I guess it won't have escaped many people's notice that last week my publisher Salt announced that they were in trouble. The ending of their Arts Council grant, designed to get them on their feet while they built up a market (which it seems they had been doing with some success) coincided with the economic turndown and the apparent loss of market for books generally in spite of hopes expressed elsewhere that literary books would weather the storm.

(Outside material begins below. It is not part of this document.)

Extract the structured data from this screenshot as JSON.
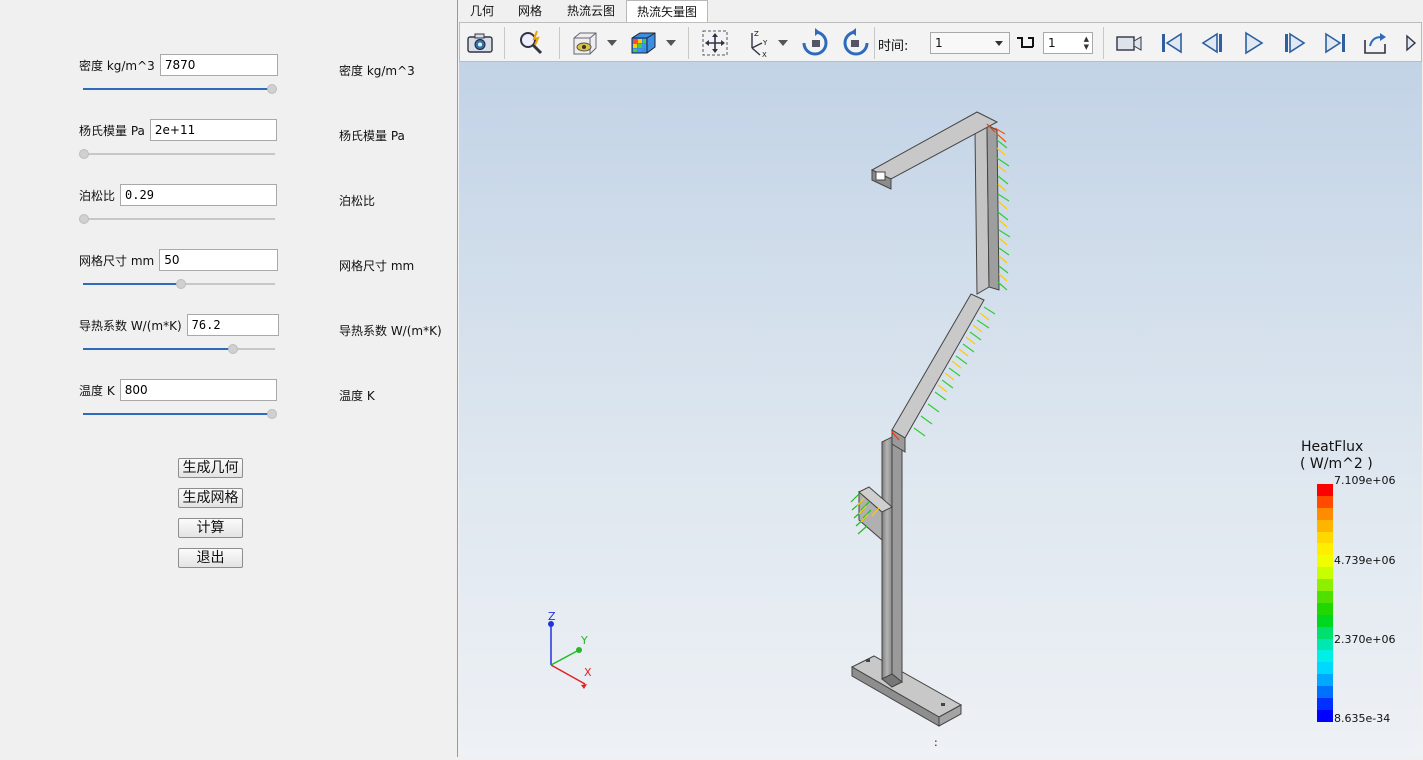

When this kind of thing happens to independent publishers, they usually fade away quietly - perhaps no one ever wants to announce the problems before the end actually comes: too bad for business while there's still hope of some miracle! So it was with a fair amount of amazement that I began to read Salt director Chris Hamilton Emery's Facebook announcement of the difficulties Salt was encountering. But the statement led up to another announcement, of an idea which may come to be seen in publishing history as a brilliant marketing stroke - well, I hope it does anyway! Chris announced the Just One Book campaign. If enough people bought just one book, Salt could pay off their debt and the troubles would only be temporary, and Salt would not have to end.
The result has been astounding and proved the power of the internet for publishers. As Chris says, the news went instantly 'global': it was facebooked and twittered and blogged (this is why I've been busier on my other blog than this one), it made the Bookseller, and the response in terms of orders has been huge. It seems the backlist is now secured, and the frontlist is getting on track.
Susan Hill, expressing her familiar and indeed reasonable view that publishing is above all a business not a charity, has commented in a Facebook thread that books requiring their publishers to beg people to buy them in this way should not be being published in the first place. If people don't want books, she says, ie if there isn't a market for them, then they shouldn't be being published. It's more complicated than that, though: as I've said so many times, people can't want books if they don't know about them, and the thing which large publishers have and which small publishers don't is huge marketing budgets to get the knowledge of them out there, to the punters and to the bookshops - a point poignantly protrayed in the latest of Chris's searingly honest and vivid bulletins.
What so many emails and Facebook messages have made clear to me this week is that Chris's campaign has indeed alerted to the presence of Salt and their books many people who were unaware of them, or only peripherally aware, and whose interest has now been aroused.
He's created a market, in other words.